- [The task]
All of the data should be output character for character, except the pictures.
(Provided records)
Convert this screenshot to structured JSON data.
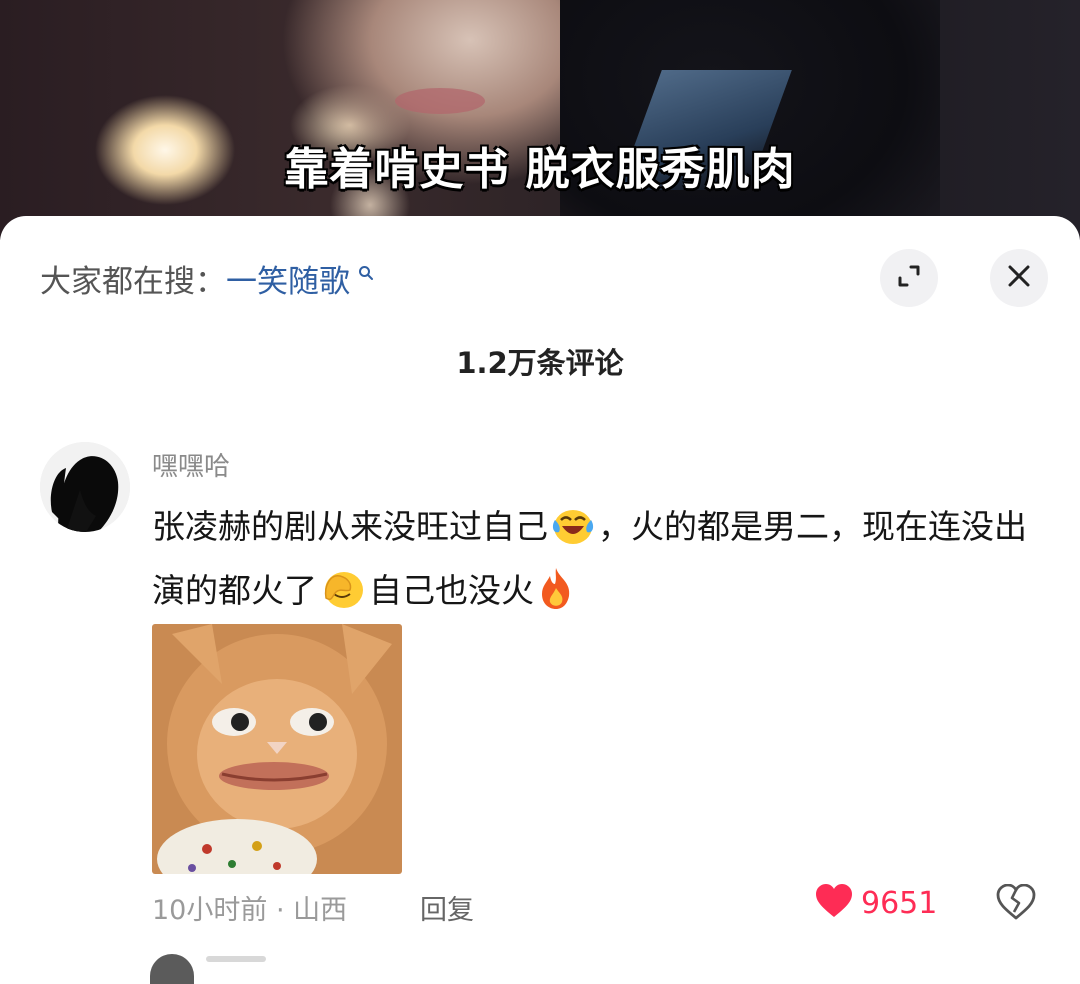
{
  "video": {
    "caption": "靠着啃史书 脱衣服秀肌肉"
  },
  "search": {
    "prefix": "大家都在搜：",
    "keyword": "一笑随歌"
  },
  "comments_header": {
    "count_label": "1.2万条评论"
  },
  "comment": {
    "username": "嘿嘿哈",
    "text_part1": "张凌赫的剧从来没旺过自己",
    "text_part2": "，火的都是男二，现在连没出演的都火了",
    "text_part3": "自己也没火",
    "time": "10小时前",
    "location": "山西",
    "reply_label": "回复",
    "like_count": "9651"
  },
  "icons": {
    "search": "search-icon",
    "collapse": "collapse-icon",
    "close": "close-icon",
    "like": "heart-icon",
    "dislike": "broken-heart-icon",
    "emoji1": "laugh-cry-emoji-icon",
    "emoji2": "facepalm-emoji-icon",
    "emoji3": "fire-emoji-icon"
  },
  "colors": {
    "like": "#fe2c55",
    "keyword": "#2f5fa3"
  }
}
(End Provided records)
- [Answer space]
Convert this screenshot to structured JSON data.
{
  "video": {
    "caption": "靠着啃史书 脱衣服秀肌肉"
  },
  "search": {
    "prefix": "大家都在搜：",
    "keyword": "一笑随歌"
  },
  "comments_header": {
    "count_label": "1.2万条评论"
  },
  "comment": {
    "username": "嘿嘿哈",
    "text_part1": "张凌赫的剧从来没旺过自己",
    "text_part2": "，火的都是男二，现在连没出演的都火了",
    "text_part3": "自己也没火",
    "time": "10小时前",
    "location": "山西",
    "reply_label": "回复",
    "like_count": "9651"
  },
  "icons": {
    "search": "search-icon",
    "collapse": "collapse-icon",
    "close": "close-icon",
    "like": "heart-icon",
    "dislike": "broken-heart-icon",
    "emoji1": "laugh-cry-emoji-icon",
    "emoji2": "facepalm-emoji-icon",
    "emoji3": "fire-emoji-icon"
  },
  "colors": {
    "like": "#fe2c55",
    "keyword": "#2f5fa3"
  }
}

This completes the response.